Nash departed soon after lunch, again lbw to Claydon, and the next hour and 40 minutes played out in spectacular fashion. Rory Hamilton-Brown, who seemed to push forward ahead of the ball's arrival, edged to Phil Mustard and Claydon had his third wicket, his sixth of the match.

Now Arshad, who had earlier composed an impressive 34, supporting Mustard in adding quick runs, came into his own with the ball, moving one away to have Joe Gatting caught behind, then dismissing Harry Finch and Will Beer with successive balls to be on a hat-trick that saw Steve Magoffin surrounded by Durham fielders.

Magoffin lived to strike a few more blows before falling to Onions, aided by a fine catch by Keaton Jennings at backward point, and the same bowler wrapped things up after Chris Rushworth had removed Ben Brown. Onions claimed seven from a match in which he was not even at his best, after his injury lay-off.

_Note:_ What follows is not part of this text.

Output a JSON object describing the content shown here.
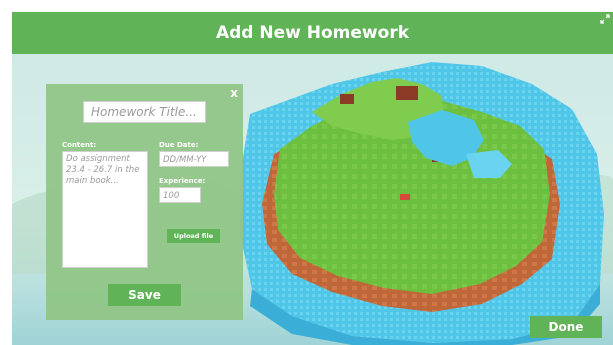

"We had to look over our shoulder in terms of weather and the declaration after what happened earlier in the season because I felt the wicket was flattening out yesterday afternoon," Collingwood said. "I felt I had to get a few more runs on the board just in case the weather did not come tomorrow.

"In the event we had some outstanding performances. For Usman Arshad to come into the side and show the maturity and the skill level he had was fantastic - at times I did not have to captain him. And he looked really good with the bat too.

"And Mitch Claydon to answer the call and make a 600-mile round trip and put his heart and soul into his performance like that - it just shows what spirit there is in that dressing room. He is as pleased as anyone."

Collingwood's responsibility now is to pass on a little more experience as Durham look to stay in front. "I don't think it changes the way we go about our games, the fact that we the leaders now," he said. "We have a good strategy based on four seamers building a lot of pressure and we have shown we can adapt to all conditions and all wickets, not just the ones at the Riverside. I don't think we are going to get scared of the opportunity that we have got."